Sulfur metabolism in Escherichia coli and related bacteria: facts and fiction

J Mol Microbiol Biotechnol. 2000 Apr;2(2):145-77.


Living organisms are composed of macromolecules made of hydrogen, carbon, nitrogen, oxygen, phosphorus and sulfur. Much work has been devoted to the metabolism of the first five elements, but much remains to be understood about sulfur metabolism. We review here the situation in Escherichia coli and related bacteria, where more than one hundred genes involved in sulfur metabolism have already been discovered in this organism. Examination of the genome suggests that many more will be found, especially genes involved in regulation, scavenging of sulfur containing molecules and synthesis of coenzymes or prosthetic groups.
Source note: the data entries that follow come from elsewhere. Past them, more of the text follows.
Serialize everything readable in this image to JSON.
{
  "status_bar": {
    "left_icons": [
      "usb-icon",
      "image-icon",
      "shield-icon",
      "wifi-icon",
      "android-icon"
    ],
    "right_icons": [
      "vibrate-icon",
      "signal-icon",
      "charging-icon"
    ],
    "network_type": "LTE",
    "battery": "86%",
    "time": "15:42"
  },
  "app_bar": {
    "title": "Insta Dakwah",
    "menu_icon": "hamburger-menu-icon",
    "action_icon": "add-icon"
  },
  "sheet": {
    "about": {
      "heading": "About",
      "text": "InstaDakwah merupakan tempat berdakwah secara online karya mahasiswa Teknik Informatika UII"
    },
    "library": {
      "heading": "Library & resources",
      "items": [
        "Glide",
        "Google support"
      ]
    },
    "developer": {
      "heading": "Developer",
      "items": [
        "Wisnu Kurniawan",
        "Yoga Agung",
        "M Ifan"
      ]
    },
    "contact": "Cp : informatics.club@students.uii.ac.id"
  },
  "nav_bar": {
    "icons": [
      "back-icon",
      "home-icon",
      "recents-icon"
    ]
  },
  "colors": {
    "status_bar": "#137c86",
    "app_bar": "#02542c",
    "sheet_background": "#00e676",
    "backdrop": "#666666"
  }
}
Furthermore, the involvement of methionine as the universal start of proteins as well as that of its derivative S-adenosylmethionine in a vast variety of cell processes argue in favour of a major importance of sulfur metabolism in all organisms.

Publication types

  • Review

MeSH terms

  • Amino Acid Sequence
  • Bacillus subtilis / genetics
  • Bacillus subtilis / metabolism
  • Bacterial Proteins / genetics
  • Bacterial Proteins / metabolism
  • Biological Transport, Active
  • Cysteine / metabolism
  • Escherichia coli / genetics
  • Escherichia coli / metabolism*
  • Genes, Bacterial
  • Methionine / metabolism
  • Methylation
  • Molecular Sequence Data
  • Oxidation-Reduction
  • S-Adenosylmethionine / metabolism
  • Selenium / metabolism
  • Sulfonic Acids / metabolism
  • Sulfur / metabolism*


  • Bacterial Proteins
  • Sulfonic Acids
  • Sulfur
  • S-Adenosylmethionine
  • Methionine
  • Selenium
  • Cysteine